lectures were less popular than might ceived the contributions of respecta. have been expected from such a com-, ble men of science, but had been left bination of rare talents as the author' chiefly in the hands of more humble of them possessed. This was assisted compilers. In the course of an exby a small number of experiments he tended edition of this work, Mr introduced, and the view that he Robison became a regular contributook of Natural Philosophy, which tor, and enriched it with a variety of left but a very subordinate place for valuable treatises. Mr Playfair menthem to occupy. An experiment, he tions particularly the articles Optics, would very truly observe, does not Telescope, Roof, Water works, Resisestablish a general proposition, and tance of Auids, Running of rivers, never can do more than prove a par. Electricity and Magnetism. This ticular fact. Hence, he inferred, or example was soon followed, and a seemed to infer, that they are of no complete change took place in the great use in establishing the princi- character of the work, whith has ever ples of science. This seems an er since, and now more than ever, been roneous view. An experiment does supported by the contributions of the but prove a particular fact; but by most distinguished men of science doing so in a great number of cases, whom this country can boast of. it affords the means of discovering Mr Robison now engaged in a work the general principle which is com- of a very different character. The mon to all these facts. Even a sin- French revolution engrossing univergle experiment may be sufficient to sal attention, he undertook to explain prove a very general fact. When a its origin and phenomena by the proguinea and a feather, let fall from the ceedings of some societies of freetop of an exhausted receiver, descend masons and illuminati in Germany. to the bottom of it in the same time, His work, published in 1797, was it is very true that this only proves entitled “ Proofs of a conspiracy athe fact of the equal acceleration of gainst all the religions and governfalling bodies in the case of the two ments of Europe.” This publication substances just named; but who at the moment excited universal indoubts that ihe conclusion extends to terest, and, as Mr Playfair observes, all different degrees of weight, and s carried the name of the author into that the uniform acceleration of fall. places where his high attainments in ing bodies of every kind, may safely science had never gained admission be inferred?'

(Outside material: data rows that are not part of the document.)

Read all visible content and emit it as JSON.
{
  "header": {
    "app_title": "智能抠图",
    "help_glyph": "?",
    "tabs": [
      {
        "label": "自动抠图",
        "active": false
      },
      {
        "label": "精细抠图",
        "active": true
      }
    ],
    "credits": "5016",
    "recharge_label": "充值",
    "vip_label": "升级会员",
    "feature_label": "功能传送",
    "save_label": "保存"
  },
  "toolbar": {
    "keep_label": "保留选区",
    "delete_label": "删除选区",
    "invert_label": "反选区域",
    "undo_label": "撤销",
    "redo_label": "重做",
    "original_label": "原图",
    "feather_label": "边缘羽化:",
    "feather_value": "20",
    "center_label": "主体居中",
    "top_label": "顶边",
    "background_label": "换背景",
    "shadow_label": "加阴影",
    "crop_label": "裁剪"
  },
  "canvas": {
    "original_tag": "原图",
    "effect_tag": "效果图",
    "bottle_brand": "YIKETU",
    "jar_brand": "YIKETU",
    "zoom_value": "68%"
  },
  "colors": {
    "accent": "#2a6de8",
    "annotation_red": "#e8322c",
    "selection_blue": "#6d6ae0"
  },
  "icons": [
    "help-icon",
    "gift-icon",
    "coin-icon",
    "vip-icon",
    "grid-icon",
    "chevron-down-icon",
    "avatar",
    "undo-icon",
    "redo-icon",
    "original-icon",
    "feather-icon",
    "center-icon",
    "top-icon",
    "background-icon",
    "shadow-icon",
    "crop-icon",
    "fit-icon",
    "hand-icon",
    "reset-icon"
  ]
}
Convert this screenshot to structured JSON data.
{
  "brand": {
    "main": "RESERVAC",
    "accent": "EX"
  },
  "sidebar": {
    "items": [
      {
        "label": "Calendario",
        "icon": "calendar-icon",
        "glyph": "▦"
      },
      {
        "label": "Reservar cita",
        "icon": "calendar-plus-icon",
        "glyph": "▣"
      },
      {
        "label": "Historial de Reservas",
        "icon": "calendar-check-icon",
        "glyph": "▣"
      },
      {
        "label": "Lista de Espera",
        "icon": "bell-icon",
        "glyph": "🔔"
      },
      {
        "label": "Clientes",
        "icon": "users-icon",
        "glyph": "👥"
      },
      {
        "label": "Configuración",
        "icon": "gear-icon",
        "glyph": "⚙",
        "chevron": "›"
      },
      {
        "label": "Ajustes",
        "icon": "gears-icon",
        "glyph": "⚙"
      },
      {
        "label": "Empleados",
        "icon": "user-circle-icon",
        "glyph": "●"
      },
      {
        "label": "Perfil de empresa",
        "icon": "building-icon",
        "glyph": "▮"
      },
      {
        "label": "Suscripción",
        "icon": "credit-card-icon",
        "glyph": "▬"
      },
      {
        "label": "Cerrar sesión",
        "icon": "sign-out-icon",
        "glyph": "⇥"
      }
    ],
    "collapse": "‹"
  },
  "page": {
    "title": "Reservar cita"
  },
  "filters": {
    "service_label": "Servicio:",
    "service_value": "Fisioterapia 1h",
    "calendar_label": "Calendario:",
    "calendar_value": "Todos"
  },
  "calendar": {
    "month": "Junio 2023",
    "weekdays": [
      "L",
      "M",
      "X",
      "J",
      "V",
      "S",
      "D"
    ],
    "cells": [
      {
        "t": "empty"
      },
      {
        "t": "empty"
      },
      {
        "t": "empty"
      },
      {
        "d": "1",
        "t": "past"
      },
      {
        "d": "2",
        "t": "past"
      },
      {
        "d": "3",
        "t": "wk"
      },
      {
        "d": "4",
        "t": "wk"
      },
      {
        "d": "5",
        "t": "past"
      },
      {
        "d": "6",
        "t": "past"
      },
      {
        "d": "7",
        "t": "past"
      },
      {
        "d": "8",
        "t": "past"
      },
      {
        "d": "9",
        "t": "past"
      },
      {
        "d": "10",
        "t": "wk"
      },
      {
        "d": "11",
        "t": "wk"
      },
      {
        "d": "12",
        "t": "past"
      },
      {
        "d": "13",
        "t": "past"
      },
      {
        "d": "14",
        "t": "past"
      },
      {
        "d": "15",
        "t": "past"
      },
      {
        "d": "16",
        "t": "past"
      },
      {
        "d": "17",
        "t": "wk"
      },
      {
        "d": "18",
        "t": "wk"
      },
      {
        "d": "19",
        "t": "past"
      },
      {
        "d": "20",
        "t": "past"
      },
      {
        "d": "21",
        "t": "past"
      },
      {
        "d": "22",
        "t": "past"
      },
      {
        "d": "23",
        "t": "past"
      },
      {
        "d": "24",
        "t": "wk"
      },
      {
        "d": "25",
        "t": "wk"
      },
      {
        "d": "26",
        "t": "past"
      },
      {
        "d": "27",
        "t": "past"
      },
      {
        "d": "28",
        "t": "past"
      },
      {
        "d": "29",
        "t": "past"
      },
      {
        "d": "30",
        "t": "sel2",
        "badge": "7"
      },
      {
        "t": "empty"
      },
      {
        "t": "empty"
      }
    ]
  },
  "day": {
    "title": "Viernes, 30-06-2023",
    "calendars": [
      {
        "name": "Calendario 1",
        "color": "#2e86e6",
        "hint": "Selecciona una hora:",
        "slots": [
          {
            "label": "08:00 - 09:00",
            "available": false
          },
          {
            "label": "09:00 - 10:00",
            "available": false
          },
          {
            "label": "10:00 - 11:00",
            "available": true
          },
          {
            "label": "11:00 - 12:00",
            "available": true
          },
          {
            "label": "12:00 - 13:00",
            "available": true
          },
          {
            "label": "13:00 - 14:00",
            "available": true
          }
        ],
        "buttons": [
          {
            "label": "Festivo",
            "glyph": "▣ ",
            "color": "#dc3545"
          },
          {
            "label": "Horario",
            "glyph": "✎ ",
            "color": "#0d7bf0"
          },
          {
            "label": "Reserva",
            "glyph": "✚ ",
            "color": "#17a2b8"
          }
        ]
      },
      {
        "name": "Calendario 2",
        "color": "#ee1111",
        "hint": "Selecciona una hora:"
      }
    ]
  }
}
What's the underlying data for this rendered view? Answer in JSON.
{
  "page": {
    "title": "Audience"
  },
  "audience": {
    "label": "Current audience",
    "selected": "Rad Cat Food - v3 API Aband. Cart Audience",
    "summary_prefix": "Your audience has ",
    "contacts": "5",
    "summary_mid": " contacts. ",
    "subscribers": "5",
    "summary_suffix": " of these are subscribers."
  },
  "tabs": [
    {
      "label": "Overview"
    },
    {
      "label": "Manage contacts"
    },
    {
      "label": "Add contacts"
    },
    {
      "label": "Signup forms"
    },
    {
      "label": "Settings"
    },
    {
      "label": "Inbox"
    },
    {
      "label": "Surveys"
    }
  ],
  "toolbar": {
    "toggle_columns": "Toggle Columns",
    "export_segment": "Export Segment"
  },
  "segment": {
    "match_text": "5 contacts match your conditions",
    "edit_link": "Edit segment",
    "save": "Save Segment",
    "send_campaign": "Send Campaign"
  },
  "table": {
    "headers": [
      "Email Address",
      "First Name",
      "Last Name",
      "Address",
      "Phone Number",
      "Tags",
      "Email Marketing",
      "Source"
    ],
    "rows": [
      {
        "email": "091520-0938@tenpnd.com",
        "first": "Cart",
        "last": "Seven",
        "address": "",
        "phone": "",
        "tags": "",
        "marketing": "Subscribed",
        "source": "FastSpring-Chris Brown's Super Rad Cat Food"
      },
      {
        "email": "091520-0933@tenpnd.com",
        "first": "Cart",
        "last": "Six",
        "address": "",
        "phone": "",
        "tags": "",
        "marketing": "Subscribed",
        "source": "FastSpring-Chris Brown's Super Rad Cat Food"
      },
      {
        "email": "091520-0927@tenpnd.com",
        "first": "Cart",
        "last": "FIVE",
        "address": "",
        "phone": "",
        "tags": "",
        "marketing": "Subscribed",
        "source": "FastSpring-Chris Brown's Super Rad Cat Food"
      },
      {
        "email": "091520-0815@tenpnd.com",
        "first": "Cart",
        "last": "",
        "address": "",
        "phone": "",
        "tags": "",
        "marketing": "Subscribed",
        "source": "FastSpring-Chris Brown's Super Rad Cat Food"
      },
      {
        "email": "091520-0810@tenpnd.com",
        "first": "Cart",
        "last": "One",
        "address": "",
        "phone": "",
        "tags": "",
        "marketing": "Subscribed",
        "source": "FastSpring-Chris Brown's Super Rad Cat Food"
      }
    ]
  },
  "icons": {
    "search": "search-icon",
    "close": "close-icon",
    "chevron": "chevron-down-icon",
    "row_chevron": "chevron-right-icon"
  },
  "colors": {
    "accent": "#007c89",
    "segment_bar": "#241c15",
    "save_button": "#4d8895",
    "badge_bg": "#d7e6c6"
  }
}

for it." It has now sunk almost in
to oblivion; and there seems no doubt Soon after his arrival, Mr Robison that the author very much exaggerabecame a member of the Philosophi- ted the power of those instruments to cal, or, as it was soon afterwards which he imputed that memorable termed, the Royal Society, whose catastrophe. Mr Playfair, in a mantransactions he enriched with several ly and decided manner, declares his most valuable papers. His scientific entire dissent from the opinions enteractivity was now turned into a dicer- tained in this work. The following tion not usual in this country. A- observations are strongly marked by mong that popular description of good sense. works known under the title of En. cyclopædias, the Britannica, under • I do not mean to question the taken at Edinburgh, had always held general fact, that there did exist in the first place. Neither it, however, Germany a society having the vanity nor any works of that description to assume the name just mentioned, bitherto published in Britain, had re- and the presudiption or the simplicity